  • XPath, or XML Path Language, is used to identify nodes in an XML document for transformation or formatting.
  • XSL-FO, or XSL Formatting Objects, is a presentational language used for formatting XML data, usually for print.

XSLT 1.0 became an official recommendation in 1999. XSLT 2.0 became an official recommendation in 2007. The latest XSLT 3.0 Working Draft was released 10 July 2012.

XSLT as a Standards-Based Templating Language

Though the usage of XSLT as a web templating language is not commonplace, there are a lot of factors that make it ideal for this purpose.
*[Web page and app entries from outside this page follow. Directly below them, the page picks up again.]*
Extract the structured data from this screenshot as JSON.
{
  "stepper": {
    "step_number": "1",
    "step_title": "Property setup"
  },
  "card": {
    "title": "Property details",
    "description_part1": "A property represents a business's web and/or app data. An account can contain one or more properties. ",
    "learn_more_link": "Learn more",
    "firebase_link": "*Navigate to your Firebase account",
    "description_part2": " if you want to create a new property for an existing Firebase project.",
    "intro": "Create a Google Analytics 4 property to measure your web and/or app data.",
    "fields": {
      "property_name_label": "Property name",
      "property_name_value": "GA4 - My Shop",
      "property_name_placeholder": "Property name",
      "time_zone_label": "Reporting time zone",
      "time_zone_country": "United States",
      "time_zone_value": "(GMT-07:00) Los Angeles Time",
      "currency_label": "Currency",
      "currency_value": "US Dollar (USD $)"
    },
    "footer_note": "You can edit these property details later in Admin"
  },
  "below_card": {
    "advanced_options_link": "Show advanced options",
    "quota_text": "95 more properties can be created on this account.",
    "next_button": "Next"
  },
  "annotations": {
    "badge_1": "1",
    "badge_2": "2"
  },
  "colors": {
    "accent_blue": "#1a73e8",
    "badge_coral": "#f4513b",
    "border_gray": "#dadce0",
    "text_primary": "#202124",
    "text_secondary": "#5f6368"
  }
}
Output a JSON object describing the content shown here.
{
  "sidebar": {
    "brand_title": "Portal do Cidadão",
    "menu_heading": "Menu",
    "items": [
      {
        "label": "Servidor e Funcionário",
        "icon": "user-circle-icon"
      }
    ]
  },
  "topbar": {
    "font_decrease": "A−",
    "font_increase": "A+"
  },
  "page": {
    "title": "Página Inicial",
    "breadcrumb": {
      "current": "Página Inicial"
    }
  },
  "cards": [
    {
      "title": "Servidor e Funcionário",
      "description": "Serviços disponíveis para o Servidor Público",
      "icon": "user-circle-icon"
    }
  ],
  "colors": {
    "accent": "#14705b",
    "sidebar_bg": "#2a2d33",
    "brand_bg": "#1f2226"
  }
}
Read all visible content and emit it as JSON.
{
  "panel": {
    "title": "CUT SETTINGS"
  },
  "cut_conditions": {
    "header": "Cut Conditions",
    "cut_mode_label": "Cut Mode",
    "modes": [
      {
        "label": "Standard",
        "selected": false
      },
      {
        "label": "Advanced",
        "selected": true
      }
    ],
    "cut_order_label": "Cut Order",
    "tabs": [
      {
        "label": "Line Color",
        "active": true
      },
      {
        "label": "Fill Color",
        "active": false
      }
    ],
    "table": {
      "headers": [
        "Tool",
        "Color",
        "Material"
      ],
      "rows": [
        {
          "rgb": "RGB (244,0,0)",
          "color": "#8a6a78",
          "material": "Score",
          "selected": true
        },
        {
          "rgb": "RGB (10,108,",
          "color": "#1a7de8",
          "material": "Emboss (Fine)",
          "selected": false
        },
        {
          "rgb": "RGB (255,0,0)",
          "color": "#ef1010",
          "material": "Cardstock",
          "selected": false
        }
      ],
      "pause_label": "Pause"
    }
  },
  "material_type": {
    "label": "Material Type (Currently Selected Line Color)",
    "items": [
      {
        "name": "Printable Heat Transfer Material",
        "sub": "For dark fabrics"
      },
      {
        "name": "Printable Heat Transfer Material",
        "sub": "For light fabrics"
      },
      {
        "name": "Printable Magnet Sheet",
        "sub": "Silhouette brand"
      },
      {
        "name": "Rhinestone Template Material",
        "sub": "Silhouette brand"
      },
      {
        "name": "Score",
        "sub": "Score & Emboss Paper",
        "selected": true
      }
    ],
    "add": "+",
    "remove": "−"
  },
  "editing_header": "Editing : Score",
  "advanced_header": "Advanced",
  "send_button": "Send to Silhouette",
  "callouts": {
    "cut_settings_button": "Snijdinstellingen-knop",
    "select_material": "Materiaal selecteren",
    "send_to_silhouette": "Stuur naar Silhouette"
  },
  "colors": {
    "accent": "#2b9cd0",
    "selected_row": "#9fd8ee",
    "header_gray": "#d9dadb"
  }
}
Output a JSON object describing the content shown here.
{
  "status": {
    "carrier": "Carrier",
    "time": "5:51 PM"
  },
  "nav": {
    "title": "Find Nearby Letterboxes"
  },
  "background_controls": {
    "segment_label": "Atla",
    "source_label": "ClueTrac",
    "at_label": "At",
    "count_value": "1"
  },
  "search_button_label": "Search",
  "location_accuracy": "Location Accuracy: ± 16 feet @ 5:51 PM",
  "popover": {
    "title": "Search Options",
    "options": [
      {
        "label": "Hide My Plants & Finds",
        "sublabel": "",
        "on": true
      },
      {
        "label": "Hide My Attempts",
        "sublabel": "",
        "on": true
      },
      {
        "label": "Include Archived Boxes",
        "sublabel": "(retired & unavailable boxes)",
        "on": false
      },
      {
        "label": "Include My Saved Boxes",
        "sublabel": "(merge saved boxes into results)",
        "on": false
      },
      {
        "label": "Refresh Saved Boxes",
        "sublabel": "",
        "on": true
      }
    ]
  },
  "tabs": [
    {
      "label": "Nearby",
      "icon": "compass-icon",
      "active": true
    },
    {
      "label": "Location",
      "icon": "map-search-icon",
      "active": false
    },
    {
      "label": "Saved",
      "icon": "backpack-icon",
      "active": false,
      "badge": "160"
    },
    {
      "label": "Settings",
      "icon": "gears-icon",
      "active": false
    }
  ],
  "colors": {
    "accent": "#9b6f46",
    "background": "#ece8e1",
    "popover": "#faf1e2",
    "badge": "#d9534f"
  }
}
  • It’s an XML technology. This means native handling of every web feed, every XHTML page, every RDF format, and nearly every API that exists on the web.
  • It’s an open standard. Maintained by the world’s web standards body (W3C), XSLT is widely-used, widely-supported, and well-documented. You won’t have trouble finding resources or getting answers, and once you’ve learned XSLT it can be helpful anywhere XML is used (which is pretty much everywhere).
  • It’s content-driven. Everything you output is directly tied to the data you need to present, meaning your presentation can always be lean and semantic.
  • It’s rule-based. Rules are much more powerful than mixtures of markup and procedural code. They are distinct and self-contained, but can also have complex relationships and interdependencies.
  • It’s flexible. XSLT can output nearly any text-based format there is, even ones that haven’t been invented yet.
  • It’s a complete templating language. With XSLT you can craft an organized, coherent presentation system rather than cobbling pages together out of snippets and tags using scripting languages.

XSLT defines sets of instructions that are used to transform source XML and create some kind of output. A processor starts with some XML content, and as it parses that content, it uses instructions from an XSLT stylesheet to generate some other sort of output.

Many common programming languages are imperative—they issue commands, one after the other. XSLT, on the other hand, is a declarative language. Instead of issuing commands, it simply states what should be done in a given context. It’s rather similar to CSS in that way. Neither language describes a sequence of events or functions. They just say, “When you come across this element, this is how you should style/transform it.”

Templating with this kind of rule-based language takes a different sort of mindset, but it’s actually a much more powerful and flexible approach. A list of commands can only be followed, but rules can have scope and interdependencies, they can cascade, and they can override one another.

A work in progress on WebPlatform